## DATA TO USE
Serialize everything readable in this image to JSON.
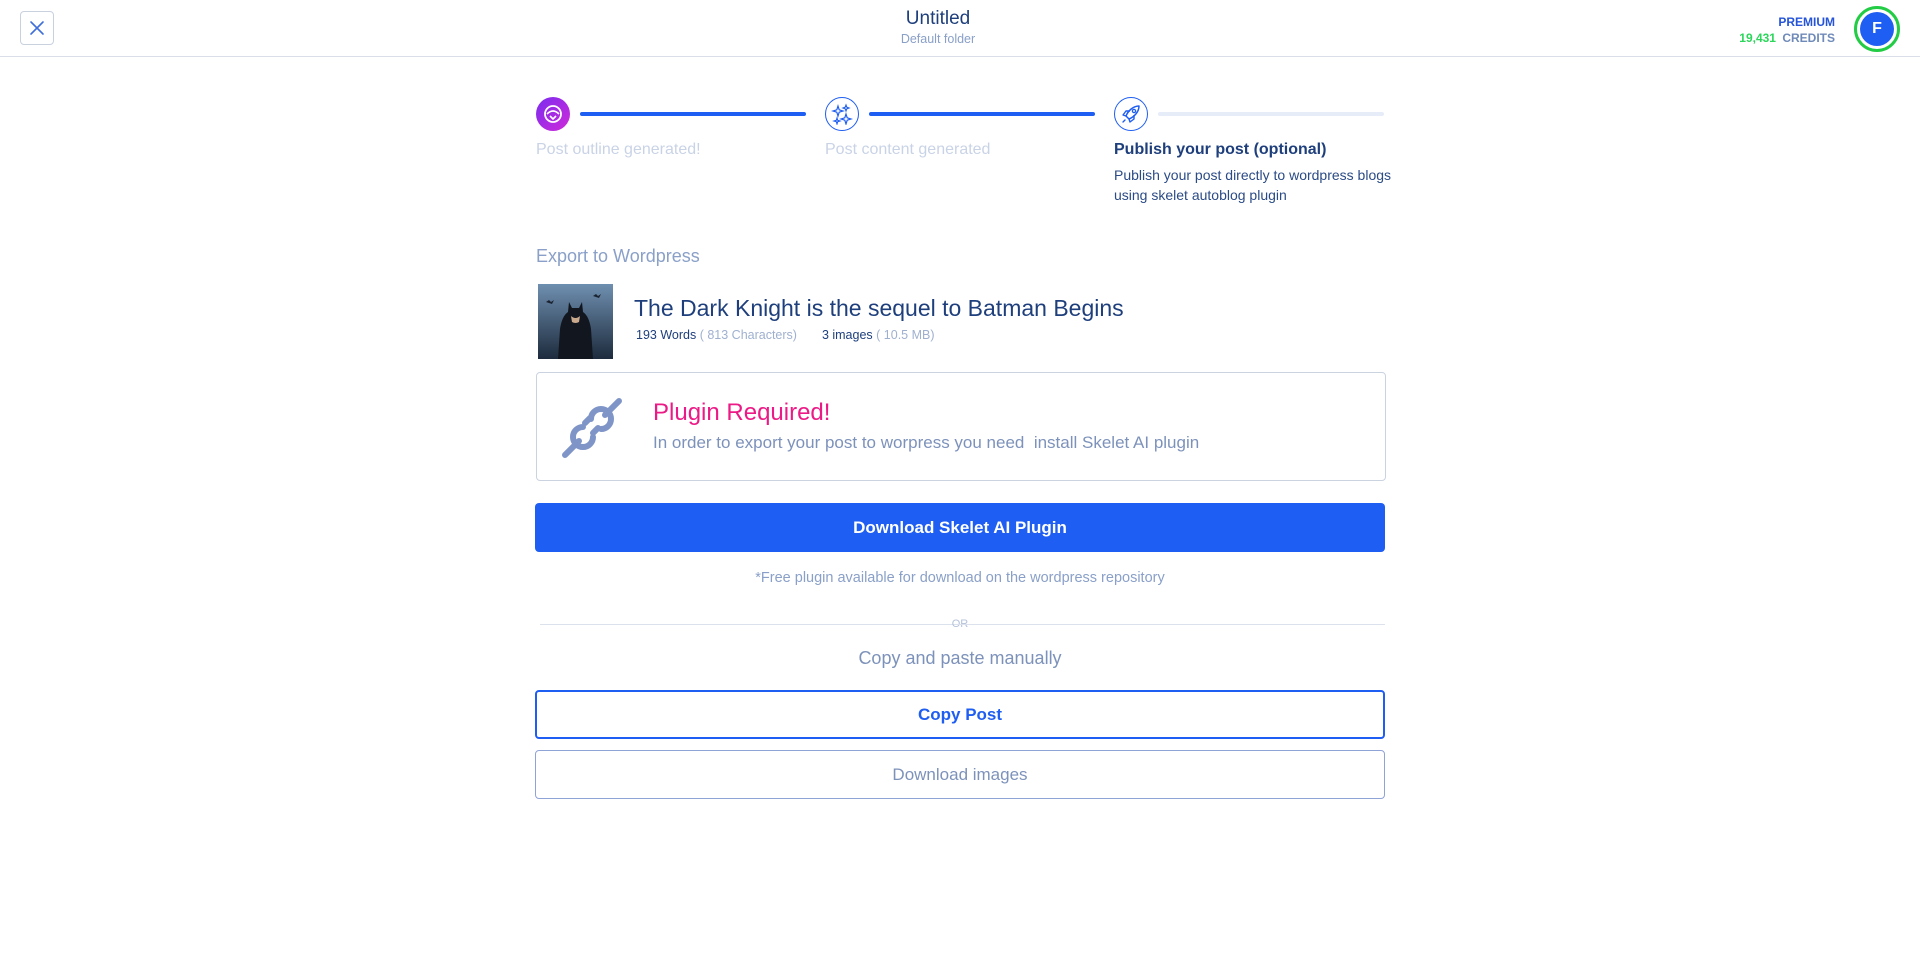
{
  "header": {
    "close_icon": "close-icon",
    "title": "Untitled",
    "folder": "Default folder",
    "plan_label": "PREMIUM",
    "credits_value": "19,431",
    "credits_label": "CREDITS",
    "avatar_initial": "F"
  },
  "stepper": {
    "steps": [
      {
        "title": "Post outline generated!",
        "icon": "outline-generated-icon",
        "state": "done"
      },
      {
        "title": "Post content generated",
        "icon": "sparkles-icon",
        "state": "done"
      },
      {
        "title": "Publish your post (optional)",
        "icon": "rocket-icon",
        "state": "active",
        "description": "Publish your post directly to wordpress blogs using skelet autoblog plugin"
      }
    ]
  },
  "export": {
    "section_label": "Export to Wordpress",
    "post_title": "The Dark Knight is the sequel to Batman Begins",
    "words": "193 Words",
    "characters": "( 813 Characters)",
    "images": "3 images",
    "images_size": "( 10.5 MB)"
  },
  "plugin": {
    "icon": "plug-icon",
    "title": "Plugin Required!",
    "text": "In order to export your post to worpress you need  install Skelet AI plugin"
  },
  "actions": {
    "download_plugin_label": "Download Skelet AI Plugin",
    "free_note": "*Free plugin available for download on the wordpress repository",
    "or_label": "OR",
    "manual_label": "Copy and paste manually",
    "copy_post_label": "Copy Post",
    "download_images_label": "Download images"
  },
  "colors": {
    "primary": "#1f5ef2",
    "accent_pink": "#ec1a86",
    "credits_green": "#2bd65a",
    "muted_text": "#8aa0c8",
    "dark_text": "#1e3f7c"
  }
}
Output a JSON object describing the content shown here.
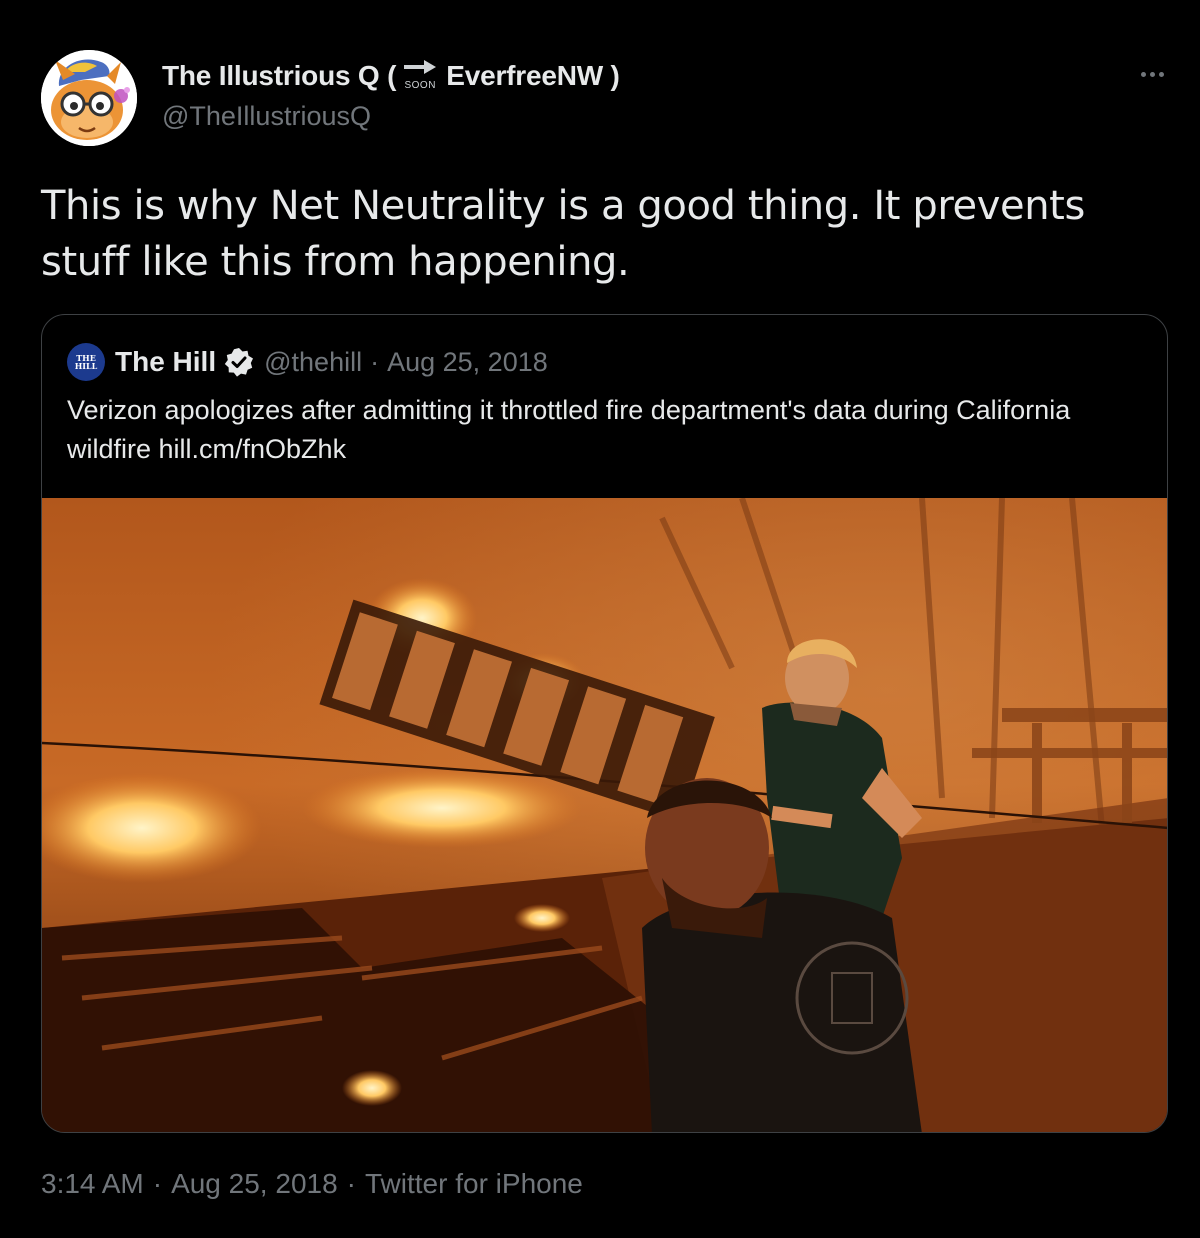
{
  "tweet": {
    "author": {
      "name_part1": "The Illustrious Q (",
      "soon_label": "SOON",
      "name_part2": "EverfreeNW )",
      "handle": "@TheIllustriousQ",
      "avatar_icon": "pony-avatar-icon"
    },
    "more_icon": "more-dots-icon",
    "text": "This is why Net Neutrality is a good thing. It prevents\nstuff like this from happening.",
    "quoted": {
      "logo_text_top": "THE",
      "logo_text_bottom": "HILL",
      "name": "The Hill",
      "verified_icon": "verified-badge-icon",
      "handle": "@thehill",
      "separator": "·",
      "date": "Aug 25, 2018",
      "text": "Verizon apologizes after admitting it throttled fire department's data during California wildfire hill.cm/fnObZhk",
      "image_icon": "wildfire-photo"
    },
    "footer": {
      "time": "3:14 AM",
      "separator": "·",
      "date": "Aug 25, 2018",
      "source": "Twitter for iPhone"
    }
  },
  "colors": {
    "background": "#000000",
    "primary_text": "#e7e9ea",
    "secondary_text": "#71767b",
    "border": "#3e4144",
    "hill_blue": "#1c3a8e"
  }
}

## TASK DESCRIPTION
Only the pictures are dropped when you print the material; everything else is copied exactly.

## ANSWER TO THE PROBLEM
Serialize everything readable in this image to JSON.
{
  "header": {
    "close_icon": "close-icon",
    "title": "Untitled",
    "folder": "Default folder",
    "plan_label": "PREMIUM",
    "credits_value": "19,431",
    "credits_label": "CREDITS",
    "avatar_initial": "F"
  },
  "stepper": {
    "steps": [
      {
        "title": "Post outline generated!",
        "icon": "outline-generated-icon",
        "state": "done"
      },
      {
        "title": "Post content generated",
        "icon": "sparkles-icon",
        "state": "done"
      },
      {
        "title": "Publish your post (optional)",
        "icon": "rocket-icon",
        "state": "active",
        "description": "Publish your post directly to wordpress blogs using skelet autoblog plugin"
      }
    ]
  },
  "export": {
    "section_label": "Export to Wordpress",
    "post_title": "The Dark Knight is the sequel to Batman Begins",
    "words": "193 Words",
    "characters": "( 813 Characters)",
    "images": "3 images",
    "images_size": "( 10.5 MB)"
  },
  "plugin": {
    "icon": "plug-icon",
    "title": "Plugin Required!",
    "text": "In order to export your post to worpress you need  install Skelet AI plugin"
  },
  "actions": {
    "download_plugin_label": "Download Skelet AI Plugin",
    "free_note": "*Free plugin available for download on the wordpress repository",
    "or_label": "OR",
    "manual_label": "Copy and paste manually",
    "copy_post_label": "Copy Post",
    "download_images_label": "Download images"
  },
  "colors": {
    "primary": "#1f5ef2",
    "accent_pink": "#ec1a86",
    "credits_green": "#2bd65a",
    "muted_text": "#8aa0c8",
    "dark_text": "#1e3f7c"
  }
}
Output a JSON object describing the content shown here.
{
  "tweet": {
    "author": {
      "name_part1": "The Illustrious Q (",
      "soon_label": "SOON",
      "name_part2": "EverfreeNW )",
      "handle": "@TheIllustriousQ",
      "avatar_icon": "pony-avatar-icon"
    },
    "more_icon": "more-dots-icon",
    "text": "This is why Net Neutrality is a good thing. It prevents\nstuff like this from happening.",
    "quoted": {
      "logo_text_top": "THE",
      "logo_text_bottom": "HILL",
      "name": "The Hill",
      "verified_icon": "verified-badge-icon",
      "handle": "@thehill",
      "separator": "·",
      "date": "Aug 25, 2018",
      "text": "Verizon apologizes after admitting it throttled fire department's data during California wildfire hill.cm/fnObZhk",
      "image_icon": "wildfire-photo"
    },
    "footer": {
      "time": "3:14 AM",
      "separator": "·",
      "date": "Aug 25, 2018",
      "source": "Twitter for iPhone"
    }
  },
  "colors": {
    "background": "#000000",
    "primary_text": "#e7e9ea",
    "secondary_text": "#71767b",
    "border": "#3e4144",
    "hill_blue": "#1c3a8e"
  }
}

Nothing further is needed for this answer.